It’s no secret that daily movement is important for our health and well-being. Every day new insights and research reveal new reasons for us to establish a regular movement practice: to improve our physical and mental health, agility, concentration, performance, and much more. In short, life is happier and healthier if we move well and often. Even though the scientific back-up may not have existed back in the day, this was no secret to Joseph Pilates, founder of the Pilates method, either.
In 1961 he said: “One of the wonders of the world is that people give their wonderful, complex bodies less consideration than they show their automobiles. Cars can be replaced but your body is the only one you’ll have. Yet not one person in a thousand takes the time each day to see that it is properly exercised.”
He further says: “If a person learns to devote a few minutes every morning and evening to the right exercises and proper breathing, he’ll have fewer illnesses and greater vitality.”
A few minutes every morning and evening, every day. While it sounds incredibly simple, and easily doable, most people still think of a movement practice as something that only happens during designated hours, at designated venues, possibly with expensive guidance.

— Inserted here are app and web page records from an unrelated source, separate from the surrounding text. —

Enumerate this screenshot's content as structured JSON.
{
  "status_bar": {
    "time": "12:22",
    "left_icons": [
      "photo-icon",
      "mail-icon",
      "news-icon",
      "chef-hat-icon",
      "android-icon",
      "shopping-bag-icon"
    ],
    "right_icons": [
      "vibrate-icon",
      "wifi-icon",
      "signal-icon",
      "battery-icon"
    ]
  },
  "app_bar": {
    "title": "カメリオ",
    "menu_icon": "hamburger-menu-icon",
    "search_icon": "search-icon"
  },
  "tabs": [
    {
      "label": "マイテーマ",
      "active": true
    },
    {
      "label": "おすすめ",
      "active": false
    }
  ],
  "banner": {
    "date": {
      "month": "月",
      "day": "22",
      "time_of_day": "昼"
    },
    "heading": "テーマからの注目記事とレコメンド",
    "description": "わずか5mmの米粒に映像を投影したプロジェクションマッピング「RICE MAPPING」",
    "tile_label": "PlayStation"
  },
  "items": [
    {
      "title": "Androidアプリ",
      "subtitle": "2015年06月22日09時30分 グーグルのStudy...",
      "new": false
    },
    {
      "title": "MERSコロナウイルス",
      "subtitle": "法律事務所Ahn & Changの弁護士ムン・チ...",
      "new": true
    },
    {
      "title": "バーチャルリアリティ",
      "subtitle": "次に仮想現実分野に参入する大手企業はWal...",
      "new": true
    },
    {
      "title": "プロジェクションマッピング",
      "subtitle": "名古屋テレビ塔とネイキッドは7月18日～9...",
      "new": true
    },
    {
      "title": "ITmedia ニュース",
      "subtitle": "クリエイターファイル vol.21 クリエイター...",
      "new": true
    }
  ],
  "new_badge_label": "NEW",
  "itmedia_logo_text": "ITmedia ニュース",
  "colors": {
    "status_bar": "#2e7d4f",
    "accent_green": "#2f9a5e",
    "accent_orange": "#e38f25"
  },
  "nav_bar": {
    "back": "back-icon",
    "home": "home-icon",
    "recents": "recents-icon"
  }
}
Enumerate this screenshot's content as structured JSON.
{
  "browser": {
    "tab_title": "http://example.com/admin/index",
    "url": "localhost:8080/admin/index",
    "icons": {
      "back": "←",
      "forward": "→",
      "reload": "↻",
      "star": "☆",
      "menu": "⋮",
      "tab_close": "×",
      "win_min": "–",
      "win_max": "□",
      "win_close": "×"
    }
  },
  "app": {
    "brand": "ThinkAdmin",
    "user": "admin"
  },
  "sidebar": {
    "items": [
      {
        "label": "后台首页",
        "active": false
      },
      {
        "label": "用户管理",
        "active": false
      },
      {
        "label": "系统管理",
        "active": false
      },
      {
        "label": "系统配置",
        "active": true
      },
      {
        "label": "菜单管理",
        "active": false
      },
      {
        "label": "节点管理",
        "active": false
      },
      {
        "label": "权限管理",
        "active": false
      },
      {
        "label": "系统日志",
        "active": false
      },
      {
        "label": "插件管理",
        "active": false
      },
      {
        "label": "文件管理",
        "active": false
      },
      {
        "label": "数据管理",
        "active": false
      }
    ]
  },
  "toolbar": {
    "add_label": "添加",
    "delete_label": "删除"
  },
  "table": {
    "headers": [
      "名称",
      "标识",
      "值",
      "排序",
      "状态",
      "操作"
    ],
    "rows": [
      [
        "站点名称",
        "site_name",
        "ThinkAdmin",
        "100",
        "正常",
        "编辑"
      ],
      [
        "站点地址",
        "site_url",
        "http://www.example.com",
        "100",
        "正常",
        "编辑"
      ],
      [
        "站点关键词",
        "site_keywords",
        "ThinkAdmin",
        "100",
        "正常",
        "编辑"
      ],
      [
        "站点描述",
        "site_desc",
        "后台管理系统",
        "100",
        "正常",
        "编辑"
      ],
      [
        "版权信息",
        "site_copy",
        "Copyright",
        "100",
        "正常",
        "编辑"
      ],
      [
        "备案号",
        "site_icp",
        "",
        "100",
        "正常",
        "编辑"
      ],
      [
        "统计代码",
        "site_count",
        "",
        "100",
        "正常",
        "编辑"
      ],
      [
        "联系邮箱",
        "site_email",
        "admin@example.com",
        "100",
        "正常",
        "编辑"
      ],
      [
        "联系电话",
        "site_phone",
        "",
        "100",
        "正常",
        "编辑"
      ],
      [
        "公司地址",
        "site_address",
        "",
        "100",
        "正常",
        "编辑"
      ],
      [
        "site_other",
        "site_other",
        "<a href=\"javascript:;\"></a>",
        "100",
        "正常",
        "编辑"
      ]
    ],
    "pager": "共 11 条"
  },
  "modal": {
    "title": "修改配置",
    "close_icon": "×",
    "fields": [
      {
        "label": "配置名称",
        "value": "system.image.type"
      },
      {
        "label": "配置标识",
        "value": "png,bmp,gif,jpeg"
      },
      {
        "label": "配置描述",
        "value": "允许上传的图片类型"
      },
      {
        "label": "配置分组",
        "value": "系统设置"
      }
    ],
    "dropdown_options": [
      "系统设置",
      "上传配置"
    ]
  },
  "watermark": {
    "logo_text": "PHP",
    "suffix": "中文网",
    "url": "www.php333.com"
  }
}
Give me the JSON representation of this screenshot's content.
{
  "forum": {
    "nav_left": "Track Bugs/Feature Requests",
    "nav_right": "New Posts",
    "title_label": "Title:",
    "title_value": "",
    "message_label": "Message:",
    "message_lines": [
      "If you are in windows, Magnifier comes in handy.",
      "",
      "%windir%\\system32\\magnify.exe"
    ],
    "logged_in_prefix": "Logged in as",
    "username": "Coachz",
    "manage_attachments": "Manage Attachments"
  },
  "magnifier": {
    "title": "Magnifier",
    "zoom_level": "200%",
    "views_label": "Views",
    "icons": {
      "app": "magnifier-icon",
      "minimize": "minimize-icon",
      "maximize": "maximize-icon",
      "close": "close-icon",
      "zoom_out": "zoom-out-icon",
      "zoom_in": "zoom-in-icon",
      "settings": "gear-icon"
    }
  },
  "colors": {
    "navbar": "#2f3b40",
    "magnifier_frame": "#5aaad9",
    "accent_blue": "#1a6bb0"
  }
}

Did we turn movement (and Pilates in particular) into something so precious and complex that it can only happen within the gym and studio walls, under the watch of somebody else?
And, do we consider it pointless to start moving well and consciously for anything less than an hour?
What if instead we restructured our fitness regiment to include 10-15 minutes of constructive, conscious, intelligent movement, morning and night, every single day?